(Entries taken from a collection)

.....

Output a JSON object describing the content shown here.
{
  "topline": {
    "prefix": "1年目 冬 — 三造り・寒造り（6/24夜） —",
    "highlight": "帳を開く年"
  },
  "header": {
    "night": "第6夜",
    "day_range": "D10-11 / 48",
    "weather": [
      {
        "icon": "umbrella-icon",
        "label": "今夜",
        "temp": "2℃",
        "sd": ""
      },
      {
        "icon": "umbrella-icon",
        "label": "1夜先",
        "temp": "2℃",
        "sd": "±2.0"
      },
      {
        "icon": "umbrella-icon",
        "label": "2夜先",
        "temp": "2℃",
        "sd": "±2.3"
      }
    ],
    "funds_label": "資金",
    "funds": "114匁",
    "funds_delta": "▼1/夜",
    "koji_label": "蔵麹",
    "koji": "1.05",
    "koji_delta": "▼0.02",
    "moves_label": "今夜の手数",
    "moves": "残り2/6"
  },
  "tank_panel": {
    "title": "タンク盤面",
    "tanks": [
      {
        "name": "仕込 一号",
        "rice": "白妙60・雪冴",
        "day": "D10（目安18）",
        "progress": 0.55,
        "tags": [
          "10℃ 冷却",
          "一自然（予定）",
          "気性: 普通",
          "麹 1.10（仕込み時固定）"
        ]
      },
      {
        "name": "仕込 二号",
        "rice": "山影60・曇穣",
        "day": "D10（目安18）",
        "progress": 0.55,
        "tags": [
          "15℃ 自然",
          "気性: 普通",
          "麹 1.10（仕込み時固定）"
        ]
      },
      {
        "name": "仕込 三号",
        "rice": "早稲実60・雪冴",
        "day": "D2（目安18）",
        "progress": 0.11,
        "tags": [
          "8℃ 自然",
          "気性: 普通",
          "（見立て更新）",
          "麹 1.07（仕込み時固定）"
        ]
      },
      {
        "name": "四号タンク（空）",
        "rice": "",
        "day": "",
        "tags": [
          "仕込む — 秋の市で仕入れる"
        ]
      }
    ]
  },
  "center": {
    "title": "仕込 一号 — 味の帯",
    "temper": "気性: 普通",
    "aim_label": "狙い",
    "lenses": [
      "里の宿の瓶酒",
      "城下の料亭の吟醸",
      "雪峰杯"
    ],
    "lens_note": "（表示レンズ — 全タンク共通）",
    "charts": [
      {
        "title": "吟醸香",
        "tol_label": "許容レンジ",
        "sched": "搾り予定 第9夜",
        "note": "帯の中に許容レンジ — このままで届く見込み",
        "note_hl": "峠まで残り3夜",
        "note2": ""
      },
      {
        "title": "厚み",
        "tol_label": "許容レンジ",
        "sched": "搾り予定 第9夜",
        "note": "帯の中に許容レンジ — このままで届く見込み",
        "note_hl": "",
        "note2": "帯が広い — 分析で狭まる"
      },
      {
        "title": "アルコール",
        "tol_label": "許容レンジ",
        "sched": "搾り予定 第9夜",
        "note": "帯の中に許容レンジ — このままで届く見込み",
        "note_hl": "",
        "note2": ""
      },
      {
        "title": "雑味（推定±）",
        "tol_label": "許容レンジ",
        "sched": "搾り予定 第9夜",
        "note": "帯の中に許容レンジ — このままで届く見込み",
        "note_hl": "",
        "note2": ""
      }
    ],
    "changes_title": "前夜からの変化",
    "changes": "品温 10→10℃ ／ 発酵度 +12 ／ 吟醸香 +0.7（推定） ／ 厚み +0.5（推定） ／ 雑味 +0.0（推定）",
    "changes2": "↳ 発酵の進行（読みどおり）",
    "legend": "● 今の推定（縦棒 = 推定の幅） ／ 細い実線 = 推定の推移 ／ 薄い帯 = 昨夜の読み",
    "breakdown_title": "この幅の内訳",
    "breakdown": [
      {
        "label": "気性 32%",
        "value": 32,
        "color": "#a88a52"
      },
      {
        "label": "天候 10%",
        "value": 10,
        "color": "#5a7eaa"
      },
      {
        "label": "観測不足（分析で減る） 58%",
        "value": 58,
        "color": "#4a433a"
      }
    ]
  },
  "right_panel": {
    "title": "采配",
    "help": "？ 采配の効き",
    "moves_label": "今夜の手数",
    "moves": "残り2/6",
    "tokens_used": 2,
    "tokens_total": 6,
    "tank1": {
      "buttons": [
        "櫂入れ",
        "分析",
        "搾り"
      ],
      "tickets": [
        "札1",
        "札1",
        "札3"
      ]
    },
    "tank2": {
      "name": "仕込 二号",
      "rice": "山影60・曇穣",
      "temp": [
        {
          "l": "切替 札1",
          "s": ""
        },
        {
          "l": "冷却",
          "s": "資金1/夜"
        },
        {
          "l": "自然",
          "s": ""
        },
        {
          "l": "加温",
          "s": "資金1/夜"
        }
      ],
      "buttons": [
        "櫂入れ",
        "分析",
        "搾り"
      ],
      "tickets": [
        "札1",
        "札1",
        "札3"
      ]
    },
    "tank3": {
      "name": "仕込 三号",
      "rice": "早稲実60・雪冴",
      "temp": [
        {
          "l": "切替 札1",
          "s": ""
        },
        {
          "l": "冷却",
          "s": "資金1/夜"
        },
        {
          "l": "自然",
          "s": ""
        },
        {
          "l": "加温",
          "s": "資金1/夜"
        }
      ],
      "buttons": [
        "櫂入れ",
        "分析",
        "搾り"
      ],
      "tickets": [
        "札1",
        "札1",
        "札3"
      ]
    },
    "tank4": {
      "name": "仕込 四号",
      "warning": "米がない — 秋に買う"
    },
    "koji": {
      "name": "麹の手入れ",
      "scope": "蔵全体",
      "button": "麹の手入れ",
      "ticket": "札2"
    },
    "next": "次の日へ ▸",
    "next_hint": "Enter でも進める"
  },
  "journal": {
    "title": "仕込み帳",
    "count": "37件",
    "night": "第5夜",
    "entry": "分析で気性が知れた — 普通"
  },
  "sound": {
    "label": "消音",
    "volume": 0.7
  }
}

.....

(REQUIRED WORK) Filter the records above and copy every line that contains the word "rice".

(RESPONSE)
        "rice": "白妙60・雪冴",
        "rice": "山影60・曇穣",
        "rice": "早稲実60・雪冴",
        "rice": "",
      "rice": "山影60・曇穣",
      "rice": "早稲実60・雪冴",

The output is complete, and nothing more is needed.